- _WHAT IS EXPECTED_
In the entries below, find the string "görünümde" and return each line holding it.

- _DATA FOR THE TASK_
━━━━━━━━━━

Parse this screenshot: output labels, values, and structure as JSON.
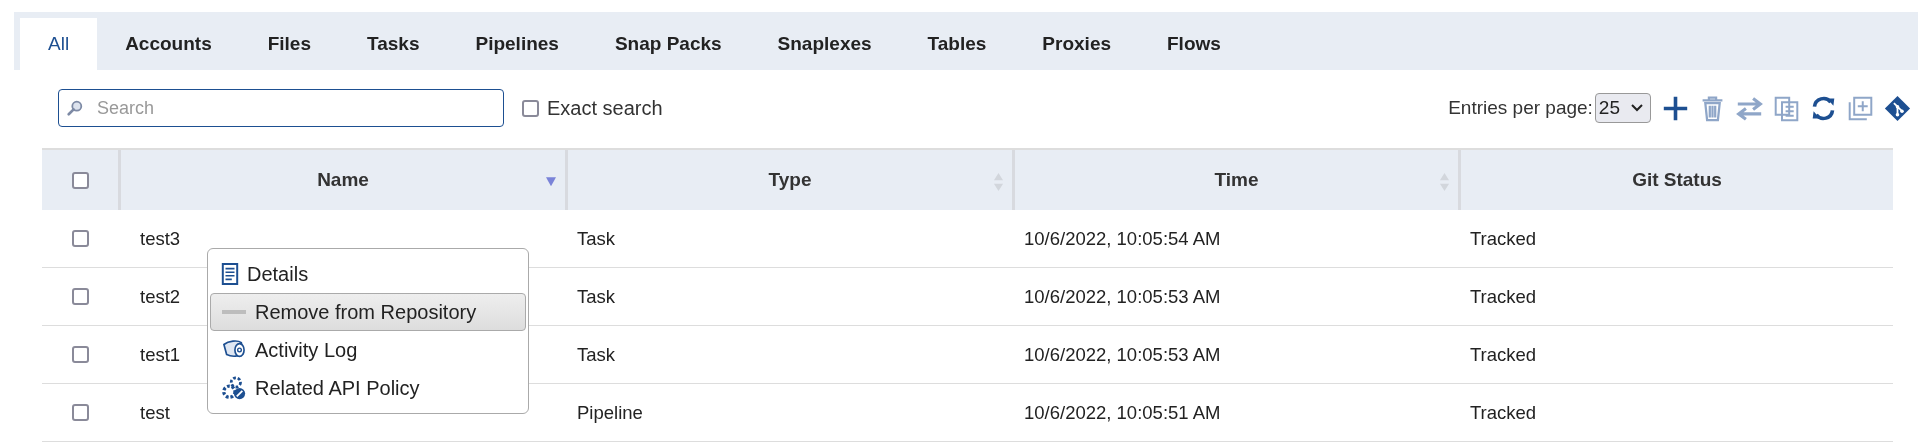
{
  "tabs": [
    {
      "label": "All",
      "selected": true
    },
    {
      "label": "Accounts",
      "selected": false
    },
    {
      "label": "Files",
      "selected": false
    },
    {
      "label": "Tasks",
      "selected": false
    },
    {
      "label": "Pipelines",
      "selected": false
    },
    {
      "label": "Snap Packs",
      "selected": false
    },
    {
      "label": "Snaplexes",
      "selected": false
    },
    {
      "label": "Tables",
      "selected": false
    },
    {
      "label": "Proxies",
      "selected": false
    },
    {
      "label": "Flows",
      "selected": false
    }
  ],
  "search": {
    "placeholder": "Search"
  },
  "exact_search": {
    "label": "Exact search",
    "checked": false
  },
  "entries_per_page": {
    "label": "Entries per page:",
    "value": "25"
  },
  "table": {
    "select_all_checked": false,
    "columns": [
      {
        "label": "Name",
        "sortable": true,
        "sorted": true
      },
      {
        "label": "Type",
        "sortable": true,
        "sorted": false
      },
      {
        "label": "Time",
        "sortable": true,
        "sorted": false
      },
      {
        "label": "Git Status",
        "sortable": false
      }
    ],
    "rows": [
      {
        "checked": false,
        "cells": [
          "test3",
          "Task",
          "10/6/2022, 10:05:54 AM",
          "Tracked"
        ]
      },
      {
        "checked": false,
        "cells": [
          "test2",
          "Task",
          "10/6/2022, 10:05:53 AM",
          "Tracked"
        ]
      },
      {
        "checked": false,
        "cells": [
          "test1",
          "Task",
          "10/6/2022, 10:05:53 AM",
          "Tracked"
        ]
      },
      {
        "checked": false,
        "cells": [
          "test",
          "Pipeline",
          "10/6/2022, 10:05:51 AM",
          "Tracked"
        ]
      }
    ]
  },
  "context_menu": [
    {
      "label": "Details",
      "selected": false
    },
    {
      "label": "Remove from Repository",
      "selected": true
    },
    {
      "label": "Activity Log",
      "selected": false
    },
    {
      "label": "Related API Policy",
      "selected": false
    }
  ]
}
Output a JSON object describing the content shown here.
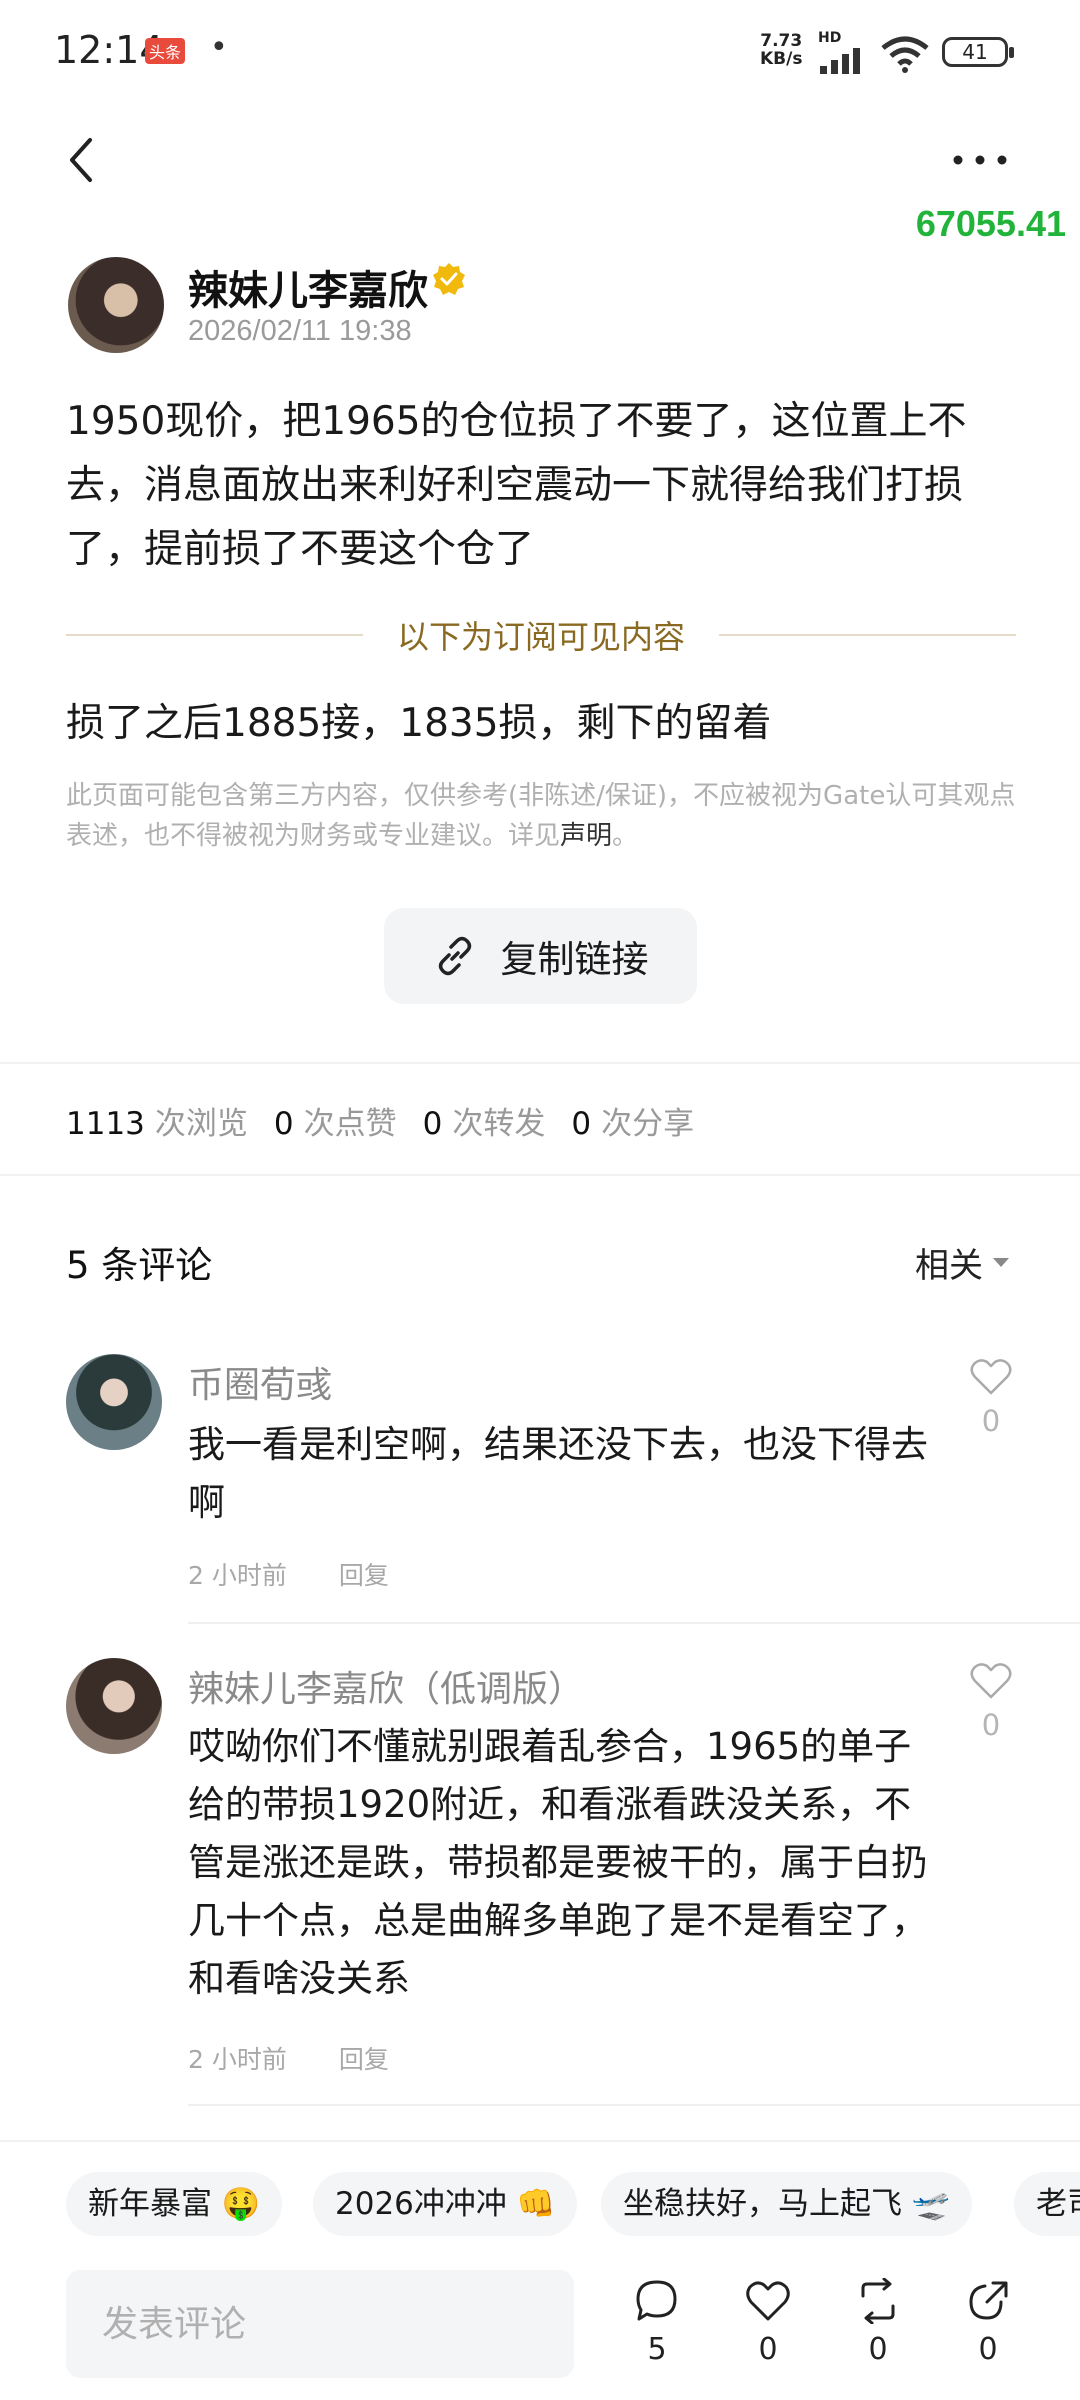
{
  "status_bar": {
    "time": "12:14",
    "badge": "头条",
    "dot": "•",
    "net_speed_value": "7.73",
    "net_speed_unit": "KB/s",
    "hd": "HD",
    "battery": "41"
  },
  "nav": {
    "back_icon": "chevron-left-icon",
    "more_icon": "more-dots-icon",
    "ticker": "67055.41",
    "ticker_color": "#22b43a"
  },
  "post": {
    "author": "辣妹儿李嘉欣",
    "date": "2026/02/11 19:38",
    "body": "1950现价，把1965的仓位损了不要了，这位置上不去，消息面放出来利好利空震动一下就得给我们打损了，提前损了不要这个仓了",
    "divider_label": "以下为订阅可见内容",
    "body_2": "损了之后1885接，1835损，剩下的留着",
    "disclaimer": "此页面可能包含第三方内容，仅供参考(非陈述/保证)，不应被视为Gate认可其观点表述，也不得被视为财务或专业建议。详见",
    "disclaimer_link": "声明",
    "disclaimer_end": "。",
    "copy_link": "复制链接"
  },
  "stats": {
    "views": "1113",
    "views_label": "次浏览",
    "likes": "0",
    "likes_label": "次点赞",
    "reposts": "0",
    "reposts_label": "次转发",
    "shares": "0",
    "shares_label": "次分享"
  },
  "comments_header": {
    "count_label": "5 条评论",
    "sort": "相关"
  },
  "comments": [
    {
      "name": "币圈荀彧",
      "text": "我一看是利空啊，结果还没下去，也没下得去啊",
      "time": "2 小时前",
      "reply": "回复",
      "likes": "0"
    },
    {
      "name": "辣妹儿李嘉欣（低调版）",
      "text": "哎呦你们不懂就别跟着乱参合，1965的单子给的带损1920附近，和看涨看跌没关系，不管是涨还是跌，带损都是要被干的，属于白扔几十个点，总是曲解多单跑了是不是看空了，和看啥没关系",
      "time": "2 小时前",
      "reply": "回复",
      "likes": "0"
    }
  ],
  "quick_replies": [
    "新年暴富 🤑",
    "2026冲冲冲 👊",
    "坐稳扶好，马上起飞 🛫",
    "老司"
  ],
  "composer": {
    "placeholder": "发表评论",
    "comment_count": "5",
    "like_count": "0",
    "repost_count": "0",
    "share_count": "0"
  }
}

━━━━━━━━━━

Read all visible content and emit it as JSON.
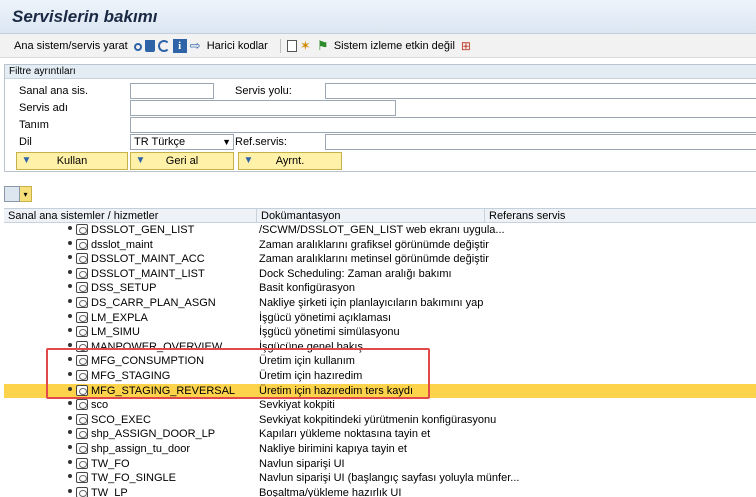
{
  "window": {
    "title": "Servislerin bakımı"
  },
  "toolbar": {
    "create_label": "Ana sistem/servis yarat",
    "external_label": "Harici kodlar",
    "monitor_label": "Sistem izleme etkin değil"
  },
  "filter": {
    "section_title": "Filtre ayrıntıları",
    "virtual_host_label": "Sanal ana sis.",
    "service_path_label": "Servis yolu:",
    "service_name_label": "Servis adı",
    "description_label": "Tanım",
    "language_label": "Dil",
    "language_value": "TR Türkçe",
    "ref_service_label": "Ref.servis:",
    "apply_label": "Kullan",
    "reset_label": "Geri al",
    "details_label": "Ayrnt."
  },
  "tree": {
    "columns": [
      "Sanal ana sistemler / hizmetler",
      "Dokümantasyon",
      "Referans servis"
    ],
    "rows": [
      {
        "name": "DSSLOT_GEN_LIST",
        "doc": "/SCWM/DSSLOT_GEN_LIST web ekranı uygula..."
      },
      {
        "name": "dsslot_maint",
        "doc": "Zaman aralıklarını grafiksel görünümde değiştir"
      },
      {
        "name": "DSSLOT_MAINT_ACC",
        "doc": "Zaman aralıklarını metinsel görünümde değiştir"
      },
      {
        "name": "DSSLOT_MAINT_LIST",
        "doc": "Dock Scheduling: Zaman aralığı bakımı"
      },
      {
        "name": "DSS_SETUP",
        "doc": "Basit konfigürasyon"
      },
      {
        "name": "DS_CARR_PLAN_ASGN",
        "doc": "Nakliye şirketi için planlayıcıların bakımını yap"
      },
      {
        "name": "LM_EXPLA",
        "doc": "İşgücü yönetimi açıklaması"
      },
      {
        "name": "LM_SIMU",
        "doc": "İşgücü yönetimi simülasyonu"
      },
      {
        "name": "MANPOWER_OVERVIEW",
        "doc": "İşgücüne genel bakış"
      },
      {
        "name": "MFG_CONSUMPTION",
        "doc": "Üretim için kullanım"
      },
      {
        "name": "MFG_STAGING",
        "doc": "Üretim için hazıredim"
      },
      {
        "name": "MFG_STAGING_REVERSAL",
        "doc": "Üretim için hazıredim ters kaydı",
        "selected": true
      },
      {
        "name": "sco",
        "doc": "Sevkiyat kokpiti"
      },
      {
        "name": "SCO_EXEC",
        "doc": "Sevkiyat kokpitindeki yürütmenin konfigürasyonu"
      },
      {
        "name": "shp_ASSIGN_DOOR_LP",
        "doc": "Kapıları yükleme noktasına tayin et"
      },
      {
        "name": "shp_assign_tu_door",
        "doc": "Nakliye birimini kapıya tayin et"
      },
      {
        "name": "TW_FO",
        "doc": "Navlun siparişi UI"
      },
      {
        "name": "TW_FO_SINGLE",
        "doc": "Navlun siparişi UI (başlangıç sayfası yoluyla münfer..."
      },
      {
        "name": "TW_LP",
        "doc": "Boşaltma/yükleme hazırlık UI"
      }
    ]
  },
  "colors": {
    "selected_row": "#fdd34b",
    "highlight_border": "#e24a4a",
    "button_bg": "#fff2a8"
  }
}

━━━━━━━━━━

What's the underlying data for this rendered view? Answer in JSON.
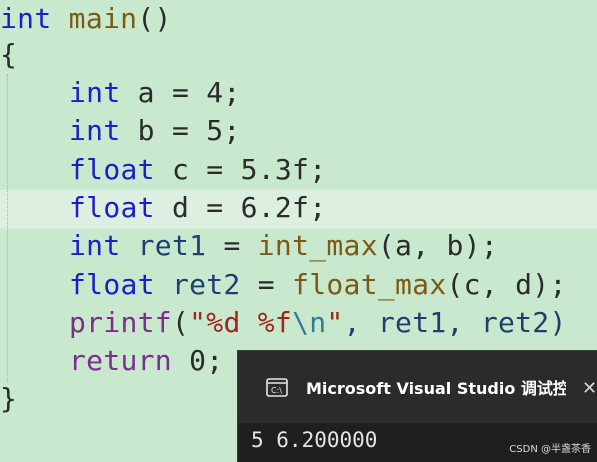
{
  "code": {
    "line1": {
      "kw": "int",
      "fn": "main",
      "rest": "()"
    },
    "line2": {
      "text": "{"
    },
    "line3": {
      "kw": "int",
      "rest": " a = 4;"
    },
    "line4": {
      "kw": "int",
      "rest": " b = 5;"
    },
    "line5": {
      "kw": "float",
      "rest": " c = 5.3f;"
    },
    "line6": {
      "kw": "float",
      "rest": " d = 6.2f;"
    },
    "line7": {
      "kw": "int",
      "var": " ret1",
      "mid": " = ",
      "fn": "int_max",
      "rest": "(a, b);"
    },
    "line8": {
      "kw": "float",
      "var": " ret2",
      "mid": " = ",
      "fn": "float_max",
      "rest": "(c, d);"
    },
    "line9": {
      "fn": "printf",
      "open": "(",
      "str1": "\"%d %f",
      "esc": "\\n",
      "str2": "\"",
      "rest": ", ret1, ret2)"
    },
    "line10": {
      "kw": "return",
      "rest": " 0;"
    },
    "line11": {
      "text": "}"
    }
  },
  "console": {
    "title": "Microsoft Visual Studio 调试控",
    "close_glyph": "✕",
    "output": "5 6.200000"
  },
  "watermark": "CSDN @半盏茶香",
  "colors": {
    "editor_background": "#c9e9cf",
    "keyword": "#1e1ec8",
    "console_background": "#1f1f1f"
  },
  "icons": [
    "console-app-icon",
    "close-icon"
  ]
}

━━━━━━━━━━

- _SOLUTION_
        "doc": "Zaman aralıklarını grafiksel görünümde değiştir"
        "doc": "Zaman aralıklarını metinsel görünümde değiştir"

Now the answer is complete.